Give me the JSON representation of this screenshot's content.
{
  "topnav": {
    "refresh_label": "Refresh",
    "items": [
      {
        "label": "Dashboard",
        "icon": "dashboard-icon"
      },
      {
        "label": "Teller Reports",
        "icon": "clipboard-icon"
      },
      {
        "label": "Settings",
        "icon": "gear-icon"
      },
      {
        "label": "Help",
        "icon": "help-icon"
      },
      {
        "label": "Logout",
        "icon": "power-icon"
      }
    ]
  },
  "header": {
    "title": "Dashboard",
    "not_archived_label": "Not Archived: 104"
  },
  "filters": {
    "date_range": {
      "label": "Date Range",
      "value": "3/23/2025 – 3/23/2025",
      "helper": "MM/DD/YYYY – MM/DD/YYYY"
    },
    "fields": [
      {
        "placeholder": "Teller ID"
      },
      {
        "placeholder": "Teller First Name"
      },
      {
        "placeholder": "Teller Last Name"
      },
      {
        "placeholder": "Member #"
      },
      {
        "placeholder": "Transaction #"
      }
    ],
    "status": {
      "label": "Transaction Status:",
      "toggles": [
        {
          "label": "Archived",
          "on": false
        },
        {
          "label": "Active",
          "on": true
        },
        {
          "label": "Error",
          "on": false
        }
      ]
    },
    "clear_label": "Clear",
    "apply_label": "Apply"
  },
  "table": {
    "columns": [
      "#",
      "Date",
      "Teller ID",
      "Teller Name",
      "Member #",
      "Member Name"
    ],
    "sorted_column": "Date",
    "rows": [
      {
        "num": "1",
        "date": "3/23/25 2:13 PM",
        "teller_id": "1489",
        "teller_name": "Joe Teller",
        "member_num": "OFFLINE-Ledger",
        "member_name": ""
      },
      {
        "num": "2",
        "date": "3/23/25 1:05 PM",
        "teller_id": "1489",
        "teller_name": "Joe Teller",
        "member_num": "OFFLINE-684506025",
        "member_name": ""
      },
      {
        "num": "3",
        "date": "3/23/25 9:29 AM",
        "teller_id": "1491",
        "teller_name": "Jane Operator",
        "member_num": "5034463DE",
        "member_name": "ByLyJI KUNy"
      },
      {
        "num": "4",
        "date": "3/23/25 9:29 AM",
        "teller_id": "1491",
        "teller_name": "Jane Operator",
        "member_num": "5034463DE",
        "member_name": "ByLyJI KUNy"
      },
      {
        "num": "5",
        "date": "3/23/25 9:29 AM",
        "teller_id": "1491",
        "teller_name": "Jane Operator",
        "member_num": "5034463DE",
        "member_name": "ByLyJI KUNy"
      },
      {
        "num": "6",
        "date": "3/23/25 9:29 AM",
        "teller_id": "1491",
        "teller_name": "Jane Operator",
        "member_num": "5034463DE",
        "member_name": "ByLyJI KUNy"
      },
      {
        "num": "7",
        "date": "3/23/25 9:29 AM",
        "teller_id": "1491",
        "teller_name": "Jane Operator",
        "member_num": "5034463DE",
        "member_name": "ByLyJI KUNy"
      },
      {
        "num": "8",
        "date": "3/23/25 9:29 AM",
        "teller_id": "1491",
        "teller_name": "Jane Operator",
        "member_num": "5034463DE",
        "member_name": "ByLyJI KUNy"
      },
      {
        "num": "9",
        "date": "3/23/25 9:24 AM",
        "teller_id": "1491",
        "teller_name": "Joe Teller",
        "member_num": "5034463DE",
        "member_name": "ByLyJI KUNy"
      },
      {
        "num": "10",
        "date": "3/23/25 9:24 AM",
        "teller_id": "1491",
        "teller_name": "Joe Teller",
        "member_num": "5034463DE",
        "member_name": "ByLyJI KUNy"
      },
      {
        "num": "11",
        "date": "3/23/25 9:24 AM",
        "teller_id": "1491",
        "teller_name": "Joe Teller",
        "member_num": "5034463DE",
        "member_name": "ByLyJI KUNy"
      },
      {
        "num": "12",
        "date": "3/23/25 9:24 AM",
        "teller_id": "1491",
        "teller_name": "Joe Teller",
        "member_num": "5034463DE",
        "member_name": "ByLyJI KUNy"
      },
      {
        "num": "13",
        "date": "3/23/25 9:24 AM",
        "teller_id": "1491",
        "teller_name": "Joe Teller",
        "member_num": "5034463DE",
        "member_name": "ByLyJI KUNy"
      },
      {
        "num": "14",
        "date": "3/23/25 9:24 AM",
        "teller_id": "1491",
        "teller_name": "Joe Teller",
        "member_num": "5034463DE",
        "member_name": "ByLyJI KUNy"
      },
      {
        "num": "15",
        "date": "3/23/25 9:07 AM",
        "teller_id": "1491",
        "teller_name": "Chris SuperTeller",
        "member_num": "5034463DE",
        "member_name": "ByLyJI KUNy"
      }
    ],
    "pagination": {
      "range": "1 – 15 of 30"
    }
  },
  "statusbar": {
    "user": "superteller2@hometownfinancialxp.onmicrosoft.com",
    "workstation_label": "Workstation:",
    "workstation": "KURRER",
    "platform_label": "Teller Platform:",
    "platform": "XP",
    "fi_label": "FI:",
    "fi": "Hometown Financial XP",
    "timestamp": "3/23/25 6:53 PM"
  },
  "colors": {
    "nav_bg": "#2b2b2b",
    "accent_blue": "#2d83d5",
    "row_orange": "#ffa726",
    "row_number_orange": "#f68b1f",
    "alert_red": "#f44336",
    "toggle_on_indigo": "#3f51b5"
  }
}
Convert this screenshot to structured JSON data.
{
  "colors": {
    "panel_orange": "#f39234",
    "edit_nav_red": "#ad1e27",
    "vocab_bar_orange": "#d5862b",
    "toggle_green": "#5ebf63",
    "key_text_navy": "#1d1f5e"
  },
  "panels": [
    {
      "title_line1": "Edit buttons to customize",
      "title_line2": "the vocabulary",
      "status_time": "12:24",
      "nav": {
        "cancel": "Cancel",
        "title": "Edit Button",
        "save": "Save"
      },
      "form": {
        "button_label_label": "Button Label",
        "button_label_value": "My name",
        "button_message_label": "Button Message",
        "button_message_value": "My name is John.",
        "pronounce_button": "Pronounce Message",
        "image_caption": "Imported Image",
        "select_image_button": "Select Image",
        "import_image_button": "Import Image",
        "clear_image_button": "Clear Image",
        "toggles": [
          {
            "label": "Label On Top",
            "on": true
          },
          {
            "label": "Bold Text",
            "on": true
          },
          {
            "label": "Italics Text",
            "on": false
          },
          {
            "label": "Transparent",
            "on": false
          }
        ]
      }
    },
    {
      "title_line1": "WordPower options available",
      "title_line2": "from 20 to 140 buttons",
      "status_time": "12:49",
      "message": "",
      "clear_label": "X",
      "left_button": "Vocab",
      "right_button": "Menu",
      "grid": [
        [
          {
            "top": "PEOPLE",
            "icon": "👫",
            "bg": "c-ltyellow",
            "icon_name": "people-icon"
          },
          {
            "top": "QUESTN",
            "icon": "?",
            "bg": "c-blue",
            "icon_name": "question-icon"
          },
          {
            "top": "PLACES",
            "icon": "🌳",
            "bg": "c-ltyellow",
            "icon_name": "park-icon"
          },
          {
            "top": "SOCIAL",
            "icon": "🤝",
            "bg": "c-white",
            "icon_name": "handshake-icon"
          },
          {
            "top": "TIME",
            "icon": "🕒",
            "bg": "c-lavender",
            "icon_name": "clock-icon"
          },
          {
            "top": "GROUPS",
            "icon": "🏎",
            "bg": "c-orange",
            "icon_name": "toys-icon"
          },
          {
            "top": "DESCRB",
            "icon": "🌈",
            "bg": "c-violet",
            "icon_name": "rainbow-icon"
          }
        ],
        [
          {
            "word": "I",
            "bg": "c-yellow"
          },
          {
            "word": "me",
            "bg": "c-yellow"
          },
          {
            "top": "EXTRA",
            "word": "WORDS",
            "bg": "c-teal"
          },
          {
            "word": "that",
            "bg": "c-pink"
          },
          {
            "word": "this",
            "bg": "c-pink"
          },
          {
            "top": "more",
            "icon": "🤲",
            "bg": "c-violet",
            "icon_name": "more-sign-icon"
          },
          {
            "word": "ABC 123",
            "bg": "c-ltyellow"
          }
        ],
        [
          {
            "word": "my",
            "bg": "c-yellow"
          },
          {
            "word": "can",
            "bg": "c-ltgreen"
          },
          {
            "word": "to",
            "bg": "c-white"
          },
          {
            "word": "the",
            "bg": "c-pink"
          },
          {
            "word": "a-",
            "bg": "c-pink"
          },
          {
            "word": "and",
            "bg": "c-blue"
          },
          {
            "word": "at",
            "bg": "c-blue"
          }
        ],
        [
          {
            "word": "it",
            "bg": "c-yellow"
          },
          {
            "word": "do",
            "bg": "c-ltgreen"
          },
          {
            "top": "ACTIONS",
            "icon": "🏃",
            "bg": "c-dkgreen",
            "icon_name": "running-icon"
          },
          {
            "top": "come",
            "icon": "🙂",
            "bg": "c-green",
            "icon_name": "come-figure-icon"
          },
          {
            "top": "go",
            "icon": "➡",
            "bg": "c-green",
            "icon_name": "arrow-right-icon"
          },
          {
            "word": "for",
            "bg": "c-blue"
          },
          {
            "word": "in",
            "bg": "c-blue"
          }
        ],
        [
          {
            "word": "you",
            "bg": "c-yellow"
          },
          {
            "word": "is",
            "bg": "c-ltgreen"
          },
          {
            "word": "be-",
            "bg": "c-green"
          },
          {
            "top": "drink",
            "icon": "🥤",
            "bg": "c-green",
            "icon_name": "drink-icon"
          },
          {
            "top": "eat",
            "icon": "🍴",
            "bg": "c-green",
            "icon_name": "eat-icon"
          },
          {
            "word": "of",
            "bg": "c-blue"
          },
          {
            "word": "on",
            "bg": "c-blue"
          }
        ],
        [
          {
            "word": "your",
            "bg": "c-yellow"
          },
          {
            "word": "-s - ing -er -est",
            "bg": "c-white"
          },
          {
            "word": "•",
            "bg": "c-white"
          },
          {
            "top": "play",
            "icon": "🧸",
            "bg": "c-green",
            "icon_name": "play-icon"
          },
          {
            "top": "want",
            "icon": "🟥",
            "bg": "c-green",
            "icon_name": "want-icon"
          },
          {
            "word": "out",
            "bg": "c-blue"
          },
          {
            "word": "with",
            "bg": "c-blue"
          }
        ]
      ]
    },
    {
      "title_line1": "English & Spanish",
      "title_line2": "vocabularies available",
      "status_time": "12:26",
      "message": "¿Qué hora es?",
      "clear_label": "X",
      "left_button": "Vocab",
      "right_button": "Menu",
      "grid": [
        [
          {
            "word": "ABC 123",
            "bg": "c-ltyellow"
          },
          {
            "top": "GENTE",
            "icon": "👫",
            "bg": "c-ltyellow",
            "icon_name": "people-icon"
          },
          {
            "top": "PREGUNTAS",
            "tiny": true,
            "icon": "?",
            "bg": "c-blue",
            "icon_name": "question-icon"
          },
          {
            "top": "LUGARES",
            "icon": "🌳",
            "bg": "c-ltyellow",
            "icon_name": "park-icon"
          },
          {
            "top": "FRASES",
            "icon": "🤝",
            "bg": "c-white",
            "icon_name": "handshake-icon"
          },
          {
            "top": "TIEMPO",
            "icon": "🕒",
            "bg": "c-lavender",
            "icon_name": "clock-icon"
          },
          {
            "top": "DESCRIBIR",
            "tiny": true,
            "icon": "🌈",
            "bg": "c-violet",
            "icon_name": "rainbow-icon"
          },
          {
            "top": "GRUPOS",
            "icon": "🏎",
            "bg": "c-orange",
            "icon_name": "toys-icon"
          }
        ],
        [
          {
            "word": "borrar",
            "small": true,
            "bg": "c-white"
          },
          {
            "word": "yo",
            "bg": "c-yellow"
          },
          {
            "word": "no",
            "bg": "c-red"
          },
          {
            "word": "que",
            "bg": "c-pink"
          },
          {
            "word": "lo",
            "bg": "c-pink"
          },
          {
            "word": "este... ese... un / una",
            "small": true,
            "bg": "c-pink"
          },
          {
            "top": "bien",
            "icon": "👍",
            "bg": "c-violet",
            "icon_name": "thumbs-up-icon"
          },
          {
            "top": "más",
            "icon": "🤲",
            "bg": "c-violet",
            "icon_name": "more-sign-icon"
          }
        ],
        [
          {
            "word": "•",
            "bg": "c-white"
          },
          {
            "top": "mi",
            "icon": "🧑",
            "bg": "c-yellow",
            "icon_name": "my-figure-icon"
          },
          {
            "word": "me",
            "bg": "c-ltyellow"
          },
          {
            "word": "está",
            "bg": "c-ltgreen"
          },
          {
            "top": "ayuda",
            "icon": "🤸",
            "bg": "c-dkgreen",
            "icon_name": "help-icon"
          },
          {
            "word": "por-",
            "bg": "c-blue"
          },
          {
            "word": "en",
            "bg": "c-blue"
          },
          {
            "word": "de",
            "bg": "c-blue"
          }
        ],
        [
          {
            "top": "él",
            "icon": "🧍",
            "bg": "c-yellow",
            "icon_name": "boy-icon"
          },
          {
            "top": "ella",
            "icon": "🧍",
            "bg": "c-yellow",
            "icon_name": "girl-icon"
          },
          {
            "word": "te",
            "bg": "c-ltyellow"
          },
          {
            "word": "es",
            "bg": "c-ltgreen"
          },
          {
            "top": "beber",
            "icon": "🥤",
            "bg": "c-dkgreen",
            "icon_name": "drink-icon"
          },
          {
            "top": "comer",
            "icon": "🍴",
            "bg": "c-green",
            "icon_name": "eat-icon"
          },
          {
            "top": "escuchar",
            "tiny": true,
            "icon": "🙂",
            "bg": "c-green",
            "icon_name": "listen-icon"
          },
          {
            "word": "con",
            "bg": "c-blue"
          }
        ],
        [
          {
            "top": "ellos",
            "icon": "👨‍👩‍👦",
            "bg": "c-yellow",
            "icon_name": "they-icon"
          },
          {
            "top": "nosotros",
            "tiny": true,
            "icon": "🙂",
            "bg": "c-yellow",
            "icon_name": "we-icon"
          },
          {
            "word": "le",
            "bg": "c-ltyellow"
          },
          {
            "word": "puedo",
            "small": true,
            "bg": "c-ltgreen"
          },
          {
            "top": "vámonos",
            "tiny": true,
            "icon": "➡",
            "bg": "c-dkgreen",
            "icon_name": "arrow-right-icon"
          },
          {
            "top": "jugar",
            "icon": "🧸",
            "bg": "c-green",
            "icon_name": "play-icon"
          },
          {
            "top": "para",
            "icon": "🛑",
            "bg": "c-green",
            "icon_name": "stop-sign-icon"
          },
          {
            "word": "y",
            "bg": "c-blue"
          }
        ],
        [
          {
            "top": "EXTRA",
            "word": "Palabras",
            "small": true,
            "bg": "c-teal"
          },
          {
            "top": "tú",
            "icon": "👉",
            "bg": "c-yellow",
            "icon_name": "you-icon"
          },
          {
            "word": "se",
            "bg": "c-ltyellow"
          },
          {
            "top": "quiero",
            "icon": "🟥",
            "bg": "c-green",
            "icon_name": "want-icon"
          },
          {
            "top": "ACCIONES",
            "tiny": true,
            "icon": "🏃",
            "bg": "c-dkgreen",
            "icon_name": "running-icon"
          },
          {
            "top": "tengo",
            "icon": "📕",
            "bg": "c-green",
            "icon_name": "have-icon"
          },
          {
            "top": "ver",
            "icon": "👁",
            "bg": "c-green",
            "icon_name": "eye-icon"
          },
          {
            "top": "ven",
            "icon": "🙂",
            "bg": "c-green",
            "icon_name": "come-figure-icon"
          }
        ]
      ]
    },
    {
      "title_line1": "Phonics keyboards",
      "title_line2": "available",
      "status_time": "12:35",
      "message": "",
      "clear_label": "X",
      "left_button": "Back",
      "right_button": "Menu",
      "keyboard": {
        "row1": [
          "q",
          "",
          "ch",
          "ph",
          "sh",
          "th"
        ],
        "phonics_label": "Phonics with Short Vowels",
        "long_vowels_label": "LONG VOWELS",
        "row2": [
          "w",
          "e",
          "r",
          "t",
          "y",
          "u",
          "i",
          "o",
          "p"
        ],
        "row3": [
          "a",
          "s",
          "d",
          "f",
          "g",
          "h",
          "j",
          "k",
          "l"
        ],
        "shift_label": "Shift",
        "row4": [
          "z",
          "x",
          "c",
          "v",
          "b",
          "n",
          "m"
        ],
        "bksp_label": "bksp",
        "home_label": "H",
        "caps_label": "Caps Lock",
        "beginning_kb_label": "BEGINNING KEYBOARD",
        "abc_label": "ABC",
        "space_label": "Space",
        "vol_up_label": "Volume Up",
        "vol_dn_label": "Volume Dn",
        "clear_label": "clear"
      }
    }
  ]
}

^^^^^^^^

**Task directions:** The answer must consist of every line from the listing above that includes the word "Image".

**Expected answer:**
        "image_caption": "Imported Image",
        "select_image_button": "Select Image",
        "import_image_button": "Import Image",
        "clear_image_button": "Clear Image",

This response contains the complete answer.